If you look at the pitches he’s swinging at, though, you’ll notice one key difference for Moreland this season. He’s not being more selective overall, but he’s swinging more at the right pitches in 2017. In terms of pitches out of the strike zone, he is swinging at roughly the same rate as he has in the past. On pitches in the strike zone, however, he’s as aggressive as ever. Right now, he’s swinging at a little over 70 percent of strikes. His previous career-high is just under 68 percent, which came last year, and his career rate is under 65 percent.

It gets more interesting when you look more closely at which pitches Moreland is offering at. Below are two zone plots, with the one on the left representing his swing rate for every different zone of the strike zone (and outside of it) from his pre-Red Sox career. On the right is the same plot, just from this season.

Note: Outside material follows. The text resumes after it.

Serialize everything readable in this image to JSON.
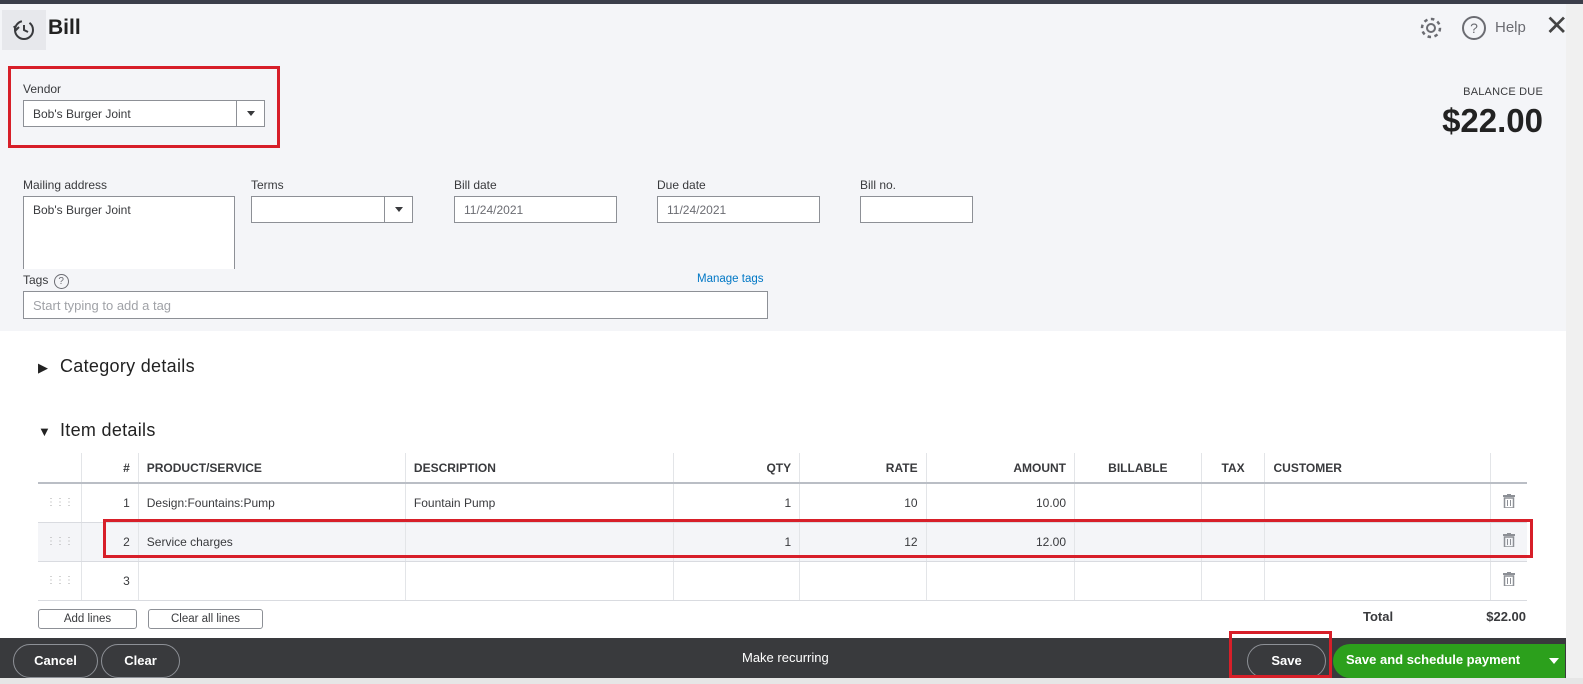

There is one big thing that stands out here. Moreland is avoiding pitches in on his hands this season. Looking at pitches off the inside corner of the plate, you see that his swing rates on those offerings has been lower this season than they were during his time with the Rangers. Meanwhile, the only section of the strike zone in which he is swinging significantly less is belt-high on the inner half of the plate.

It’s early enough in the season that this could be a complete coincidence, of course. We’re dealing with fewer than 20 pitches in each of the zones we are talking about here compared to at least 150 from the career sample. With that being said, there’s some reason to believe this could be a conscience decision. If you follow this and this link, you will see that Moreland often hits these inside pitches either straight into the ground or straight into the air. Either way, he wasn’t doing much damage.

The results can be seen not only in his overall numbers, but also in his batted ball data. Per Fangraphs, Moreland is hitting fewer ground balls and fewer pop ups than ever before. On the flip side, he’s boasting a career-high line drive rate and making hard contact more often than any other point in his career. He’s also using the whole field more effectively than he did with the Rangers, another nice side effect of laying off pitches on the inner half. Despite all this, he’s also carrying a home-run-to-fly-ball ratio of just 6.3 percent, a rate that doesn’t at all seem sustainable.

Moreland has been a massive surprise for the Red Sox lineup, and has been a big boost for a group that has had slumps from some of its biggest names. His approach at the plate seems to be a big reason why. Even if his walk rate doesn’t stay so high, he should continue to have success on balls in play if he continues approaching each plate appearance as he has to this point. Over his career, he’s failed to make good contact on inside pitches. Now, in 2017, Moreland is finding success simply by laying off them.